There are skills that we can learn and utilize to promote a more unified school environment where staff, students, and parents are working together. We know them and we use them as effective tools, yet wonder if they are enough. I keep coming back to the place at the foot of the cross, this place of ‘meno’, where Christ abides with us and in us and so we are to abide with others. It flows out of our relationship with Him, challenges our own attitudes and biases as leaders, and humbly allows us to begin conversations and build relationships. For the sake of God’s kingdom and our schools, it is imperative to challenge and dig deeper to seek understanding with our staff, students and broader communities. Quoting Andy Stanley, “We are not left or right. We are Christians, partisans of a brand-new King, not changing religion, but allegiance.” The work is beyond difficult at times and recognizes that God is the author of all that we do. We are reminded to humbly ask time and time again, ‘What does love require in this situation with these people with this issue?’ And then, be prepared; the answer may not be what we want or expect to hear.

I was required to ‘uncomfortably’ endure those figure skates for several years.  It’s still a great reminder to me of a journey that has taught me the best lessons in ‘uncomfortable’ situations with people I didn’t necessarily agree with or understand. I was challenged to listen and grow. Unity is fleeting and without substance unless we are willing to learn to ‘abide’ in relationships steeped in grace and willing to find understanding in God’s Word together. The figure skates of my youth, long since traded for hockey skates, remind me to find the right fit and to strive to meld unity and ‘meno’ as we tackle some hard questions in community. Cultivating a culture of ‘meno’ brings to mind more questions than answers. I am comforted in the knowledge that our individual and collective stories are not our own. We journey together in God’s story.   

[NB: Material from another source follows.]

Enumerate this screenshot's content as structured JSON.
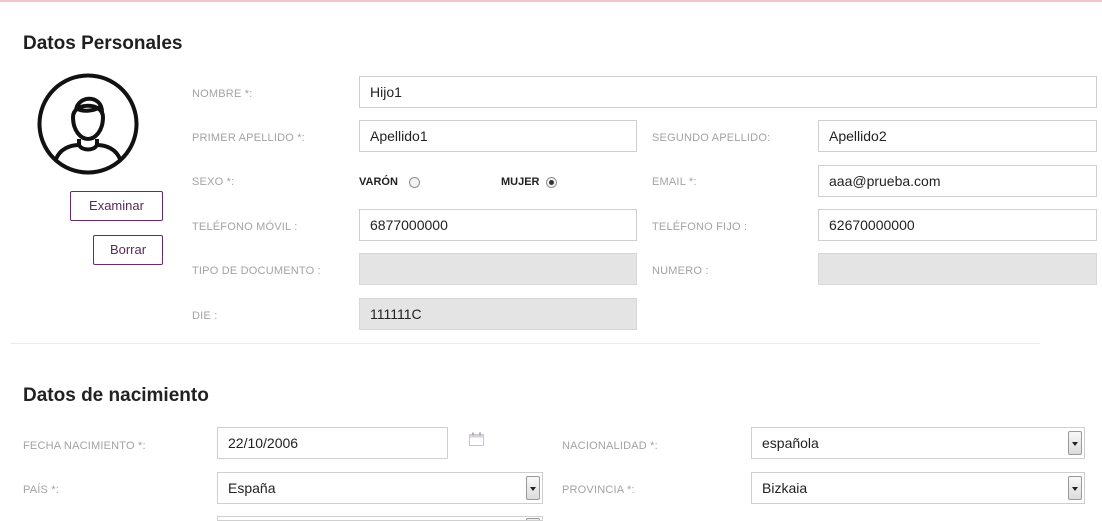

Rita Bergsma is the Seaway Valley Cohort Leader and Principal at Community Christian School in Metcalfe, Ontario.